What you need to do
Each line below that contains "false" should be counted. Give only the total.

Input data
• • • • • • •
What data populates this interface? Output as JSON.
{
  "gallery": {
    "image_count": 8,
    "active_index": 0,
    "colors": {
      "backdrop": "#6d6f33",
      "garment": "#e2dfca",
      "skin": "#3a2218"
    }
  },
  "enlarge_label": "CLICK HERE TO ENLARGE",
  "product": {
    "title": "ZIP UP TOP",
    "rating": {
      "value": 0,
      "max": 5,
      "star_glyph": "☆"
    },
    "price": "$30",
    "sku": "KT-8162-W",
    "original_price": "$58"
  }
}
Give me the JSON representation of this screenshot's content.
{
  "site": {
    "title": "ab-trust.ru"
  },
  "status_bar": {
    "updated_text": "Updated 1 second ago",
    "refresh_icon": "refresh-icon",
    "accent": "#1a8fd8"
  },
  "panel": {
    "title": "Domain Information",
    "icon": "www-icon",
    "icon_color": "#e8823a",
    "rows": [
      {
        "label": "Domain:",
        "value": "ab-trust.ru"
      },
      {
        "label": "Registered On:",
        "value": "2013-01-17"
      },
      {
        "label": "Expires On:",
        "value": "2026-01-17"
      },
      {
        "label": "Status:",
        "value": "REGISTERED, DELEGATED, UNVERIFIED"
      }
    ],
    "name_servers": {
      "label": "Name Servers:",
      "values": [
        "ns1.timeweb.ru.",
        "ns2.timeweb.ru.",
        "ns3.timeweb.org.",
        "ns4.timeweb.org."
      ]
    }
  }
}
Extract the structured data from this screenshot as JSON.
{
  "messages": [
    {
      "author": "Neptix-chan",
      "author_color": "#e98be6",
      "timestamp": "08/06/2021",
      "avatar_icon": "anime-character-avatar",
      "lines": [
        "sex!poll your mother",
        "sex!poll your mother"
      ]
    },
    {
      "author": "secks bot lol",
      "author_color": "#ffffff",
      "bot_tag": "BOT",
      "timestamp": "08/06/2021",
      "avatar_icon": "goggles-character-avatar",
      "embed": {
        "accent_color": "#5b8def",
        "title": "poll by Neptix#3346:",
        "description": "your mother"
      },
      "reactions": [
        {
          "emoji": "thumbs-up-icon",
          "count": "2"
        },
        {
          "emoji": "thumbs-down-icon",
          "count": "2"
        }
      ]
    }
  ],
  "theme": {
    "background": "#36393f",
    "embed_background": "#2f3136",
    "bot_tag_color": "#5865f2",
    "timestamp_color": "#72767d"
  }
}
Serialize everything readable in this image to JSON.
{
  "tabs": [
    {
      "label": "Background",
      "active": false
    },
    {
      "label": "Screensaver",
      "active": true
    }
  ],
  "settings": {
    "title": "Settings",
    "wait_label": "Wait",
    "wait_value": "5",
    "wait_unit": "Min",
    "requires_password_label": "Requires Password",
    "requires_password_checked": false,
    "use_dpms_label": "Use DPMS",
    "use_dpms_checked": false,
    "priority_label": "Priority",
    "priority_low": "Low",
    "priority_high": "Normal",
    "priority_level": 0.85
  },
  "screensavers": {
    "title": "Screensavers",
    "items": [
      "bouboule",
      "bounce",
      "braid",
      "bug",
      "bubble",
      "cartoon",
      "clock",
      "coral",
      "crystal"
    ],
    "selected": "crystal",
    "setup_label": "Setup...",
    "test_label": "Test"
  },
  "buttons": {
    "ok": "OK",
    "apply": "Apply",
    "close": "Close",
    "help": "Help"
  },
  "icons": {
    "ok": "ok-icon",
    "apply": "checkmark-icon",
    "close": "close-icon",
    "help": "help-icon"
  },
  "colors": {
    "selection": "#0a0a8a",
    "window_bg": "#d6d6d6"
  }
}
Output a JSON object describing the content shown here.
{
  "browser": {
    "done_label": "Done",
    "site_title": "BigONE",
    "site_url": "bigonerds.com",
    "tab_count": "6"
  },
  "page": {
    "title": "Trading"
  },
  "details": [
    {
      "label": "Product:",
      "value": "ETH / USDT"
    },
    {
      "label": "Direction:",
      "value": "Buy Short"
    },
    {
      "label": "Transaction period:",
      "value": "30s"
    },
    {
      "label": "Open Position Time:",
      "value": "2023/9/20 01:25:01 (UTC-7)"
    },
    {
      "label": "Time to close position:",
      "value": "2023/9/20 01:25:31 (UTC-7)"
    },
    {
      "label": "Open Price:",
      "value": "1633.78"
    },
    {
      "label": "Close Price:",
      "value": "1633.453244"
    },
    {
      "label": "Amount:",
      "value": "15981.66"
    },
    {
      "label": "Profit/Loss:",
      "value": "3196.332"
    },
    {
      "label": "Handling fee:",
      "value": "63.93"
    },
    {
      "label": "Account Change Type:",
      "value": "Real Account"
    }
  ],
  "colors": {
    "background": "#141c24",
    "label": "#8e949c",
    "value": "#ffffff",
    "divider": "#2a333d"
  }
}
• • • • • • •
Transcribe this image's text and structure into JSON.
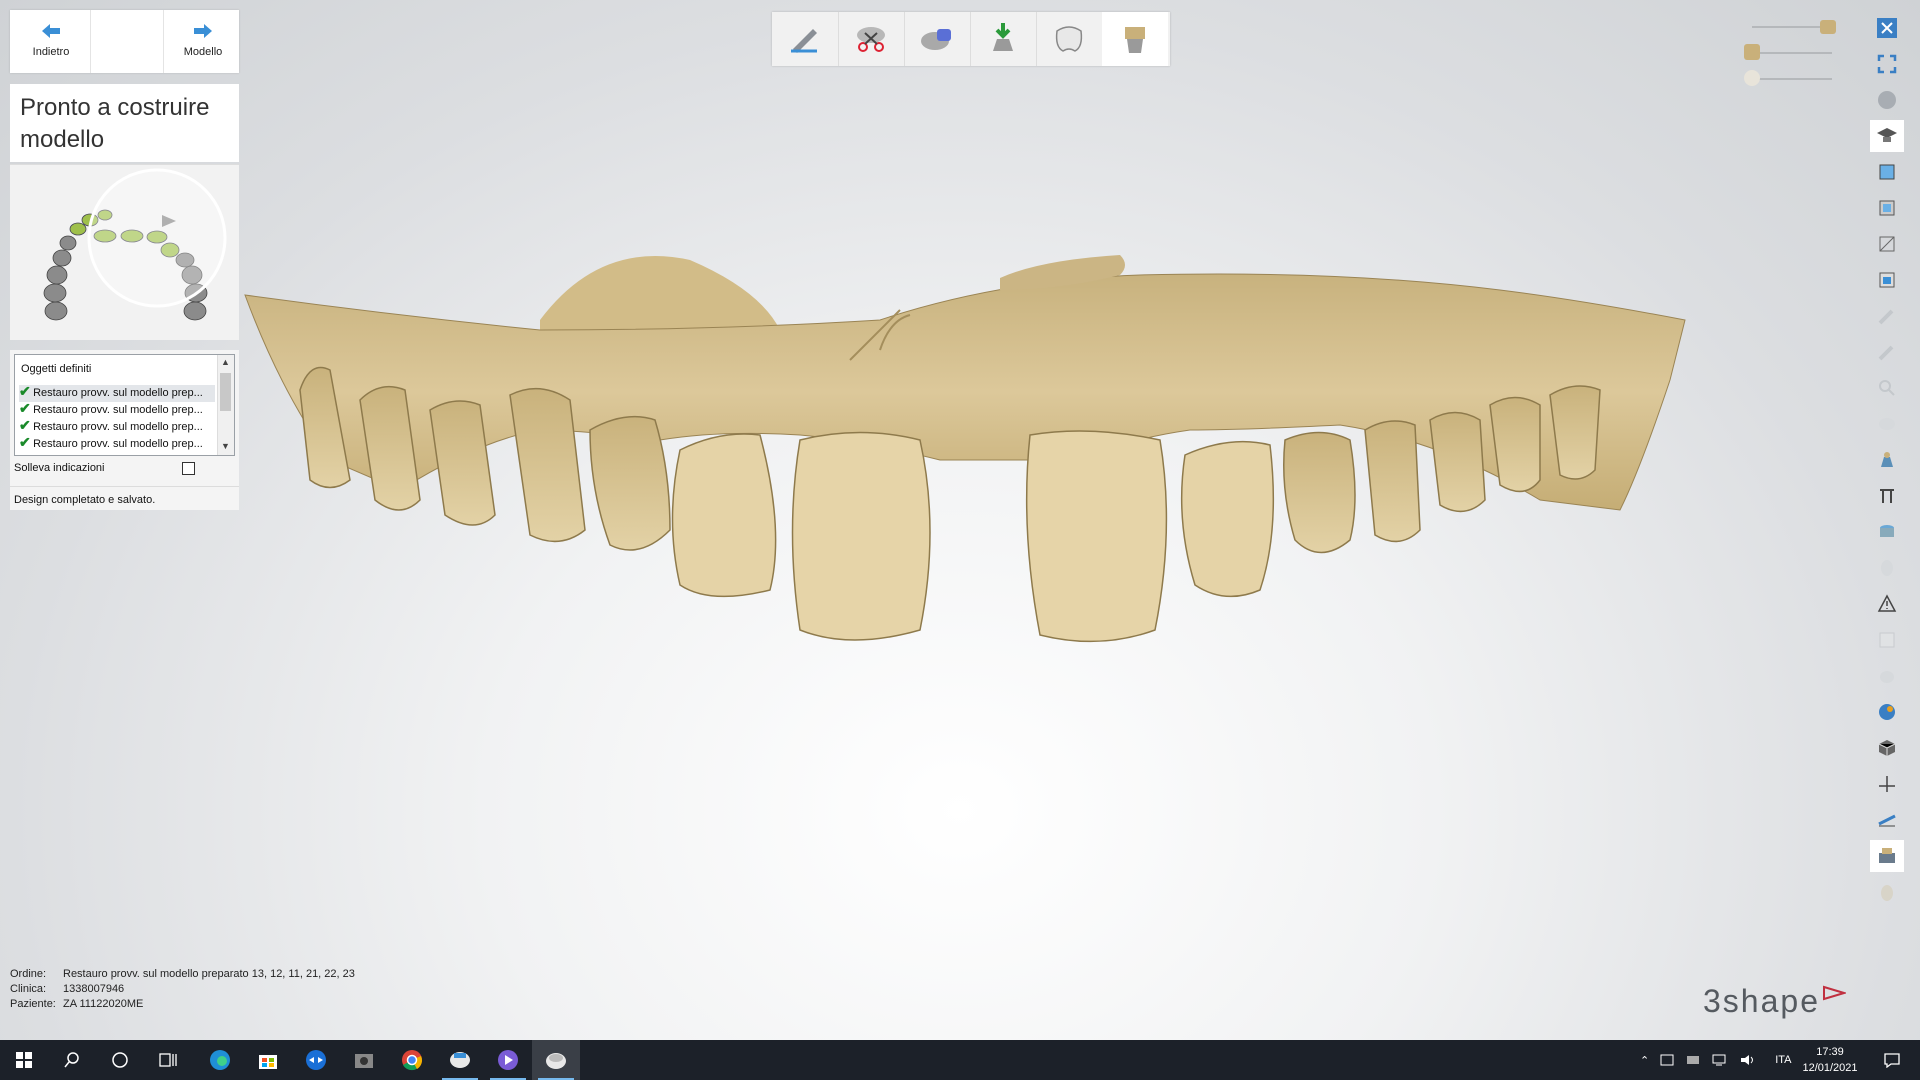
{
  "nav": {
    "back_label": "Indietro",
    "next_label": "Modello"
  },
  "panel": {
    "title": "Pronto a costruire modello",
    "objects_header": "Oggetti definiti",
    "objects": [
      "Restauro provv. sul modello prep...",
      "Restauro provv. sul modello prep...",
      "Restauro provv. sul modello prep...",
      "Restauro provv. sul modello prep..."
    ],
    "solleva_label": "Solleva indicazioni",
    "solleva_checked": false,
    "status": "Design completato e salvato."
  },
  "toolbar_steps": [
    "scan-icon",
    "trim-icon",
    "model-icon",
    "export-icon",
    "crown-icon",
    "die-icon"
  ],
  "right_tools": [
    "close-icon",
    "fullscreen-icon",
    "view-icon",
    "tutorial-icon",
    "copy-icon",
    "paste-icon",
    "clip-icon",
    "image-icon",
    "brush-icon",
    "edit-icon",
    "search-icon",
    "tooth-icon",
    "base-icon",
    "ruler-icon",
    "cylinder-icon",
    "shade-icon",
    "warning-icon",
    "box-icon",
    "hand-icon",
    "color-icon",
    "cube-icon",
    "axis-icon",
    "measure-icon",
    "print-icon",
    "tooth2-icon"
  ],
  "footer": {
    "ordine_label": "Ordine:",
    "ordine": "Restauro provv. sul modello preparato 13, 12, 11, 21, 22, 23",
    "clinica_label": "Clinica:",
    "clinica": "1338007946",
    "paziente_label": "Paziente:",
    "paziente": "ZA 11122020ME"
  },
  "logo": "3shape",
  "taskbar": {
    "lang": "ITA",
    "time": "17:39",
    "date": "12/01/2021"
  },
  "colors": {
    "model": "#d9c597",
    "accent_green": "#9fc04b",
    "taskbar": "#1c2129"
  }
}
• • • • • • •
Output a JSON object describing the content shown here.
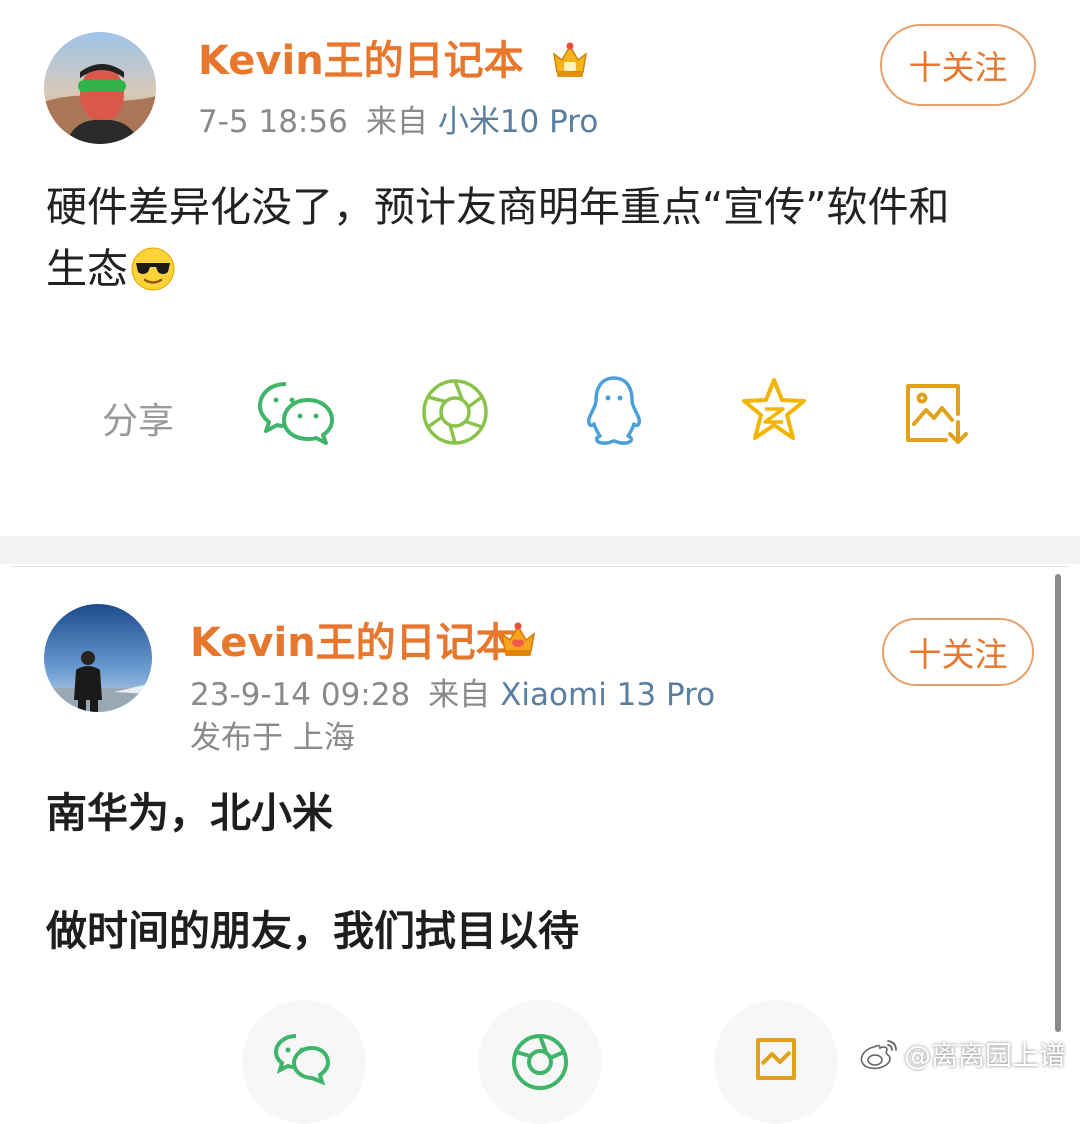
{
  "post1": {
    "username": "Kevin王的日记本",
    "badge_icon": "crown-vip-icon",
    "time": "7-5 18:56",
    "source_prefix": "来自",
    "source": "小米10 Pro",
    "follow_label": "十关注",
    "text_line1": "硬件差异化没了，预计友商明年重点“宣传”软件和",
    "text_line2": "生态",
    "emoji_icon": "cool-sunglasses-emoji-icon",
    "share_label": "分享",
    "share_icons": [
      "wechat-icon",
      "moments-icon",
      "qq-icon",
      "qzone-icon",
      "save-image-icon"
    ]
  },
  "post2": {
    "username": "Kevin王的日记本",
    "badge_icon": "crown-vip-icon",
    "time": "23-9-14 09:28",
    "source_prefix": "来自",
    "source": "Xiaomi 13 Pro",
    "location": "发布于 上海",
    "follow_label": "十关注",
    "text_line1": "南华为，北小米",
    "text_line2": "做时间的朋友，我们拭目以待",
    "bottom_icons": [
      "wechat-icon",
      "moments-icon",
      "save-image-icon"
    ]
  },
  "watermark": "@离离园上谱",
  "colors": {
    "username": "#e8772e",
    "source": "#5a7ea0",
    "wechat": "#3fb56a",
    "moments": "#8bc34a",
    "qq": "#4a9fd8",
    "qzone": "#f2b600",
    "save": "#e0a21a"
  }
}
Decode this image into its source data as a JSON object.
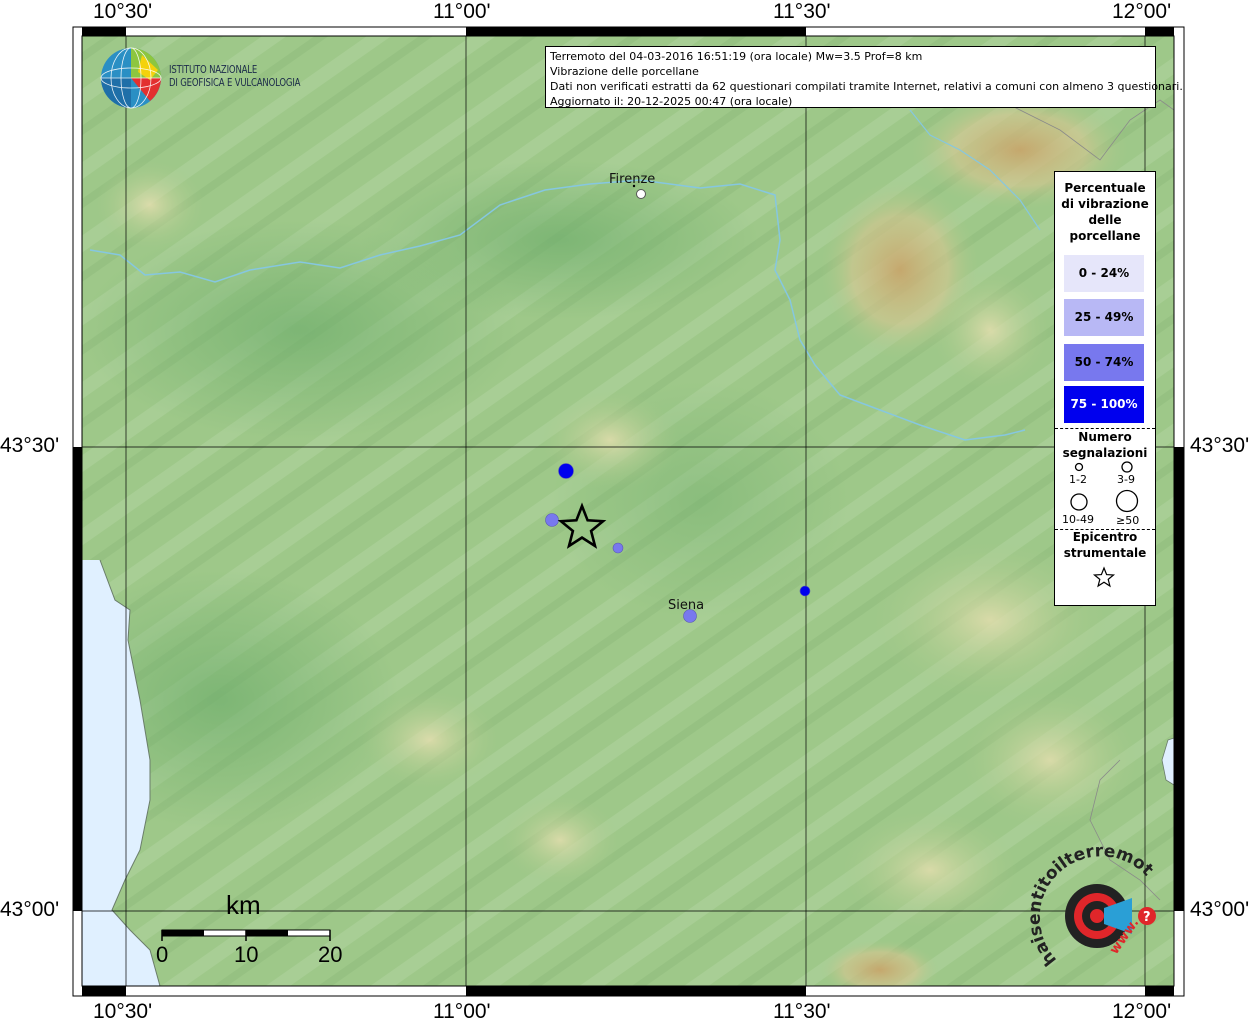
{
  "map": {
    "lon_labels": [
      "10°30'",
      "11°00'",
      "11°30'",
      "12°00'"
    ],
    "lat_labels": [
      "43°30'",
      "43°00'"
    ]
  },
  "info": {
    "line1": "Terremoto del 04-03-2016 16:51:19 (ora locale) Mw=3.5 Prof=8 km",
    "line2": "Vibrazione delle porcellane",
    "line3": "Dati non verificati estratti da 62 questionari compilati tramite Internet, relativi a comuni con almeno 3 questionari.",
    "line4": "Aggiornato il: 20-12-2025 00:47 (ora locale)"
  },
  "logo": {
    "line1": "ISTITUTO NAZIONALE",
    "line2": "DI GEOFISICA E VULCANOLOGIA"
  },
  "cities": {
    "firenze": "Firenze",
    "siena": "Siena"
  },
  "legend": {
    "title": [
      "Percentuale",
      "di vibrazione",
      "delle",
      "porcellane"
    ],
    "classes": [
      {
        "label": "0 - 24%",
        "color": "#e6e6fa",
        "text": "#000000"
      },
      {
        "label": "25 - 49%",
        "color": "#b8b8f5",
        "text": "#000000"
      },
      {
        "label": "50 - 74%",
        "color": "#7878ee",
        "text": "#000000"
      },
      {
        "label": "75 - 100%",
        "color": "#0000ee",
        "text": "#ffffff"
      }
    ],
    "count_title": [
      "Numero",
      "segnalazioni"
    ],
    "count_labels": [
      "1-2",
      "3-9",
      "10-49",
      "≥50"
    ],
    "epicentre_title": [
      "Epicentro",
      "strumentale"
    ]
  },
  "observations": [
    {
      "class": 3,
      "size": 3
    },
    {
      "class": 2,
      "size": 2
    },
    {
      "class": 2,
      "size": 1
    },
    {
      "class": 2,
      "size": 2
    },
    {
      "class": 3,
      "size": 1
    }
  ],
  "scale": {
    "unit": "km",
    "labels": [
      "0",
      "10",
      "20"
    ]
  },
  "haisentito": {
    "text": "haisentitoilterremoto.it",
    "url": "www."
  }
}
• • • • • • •
Solution for this task
4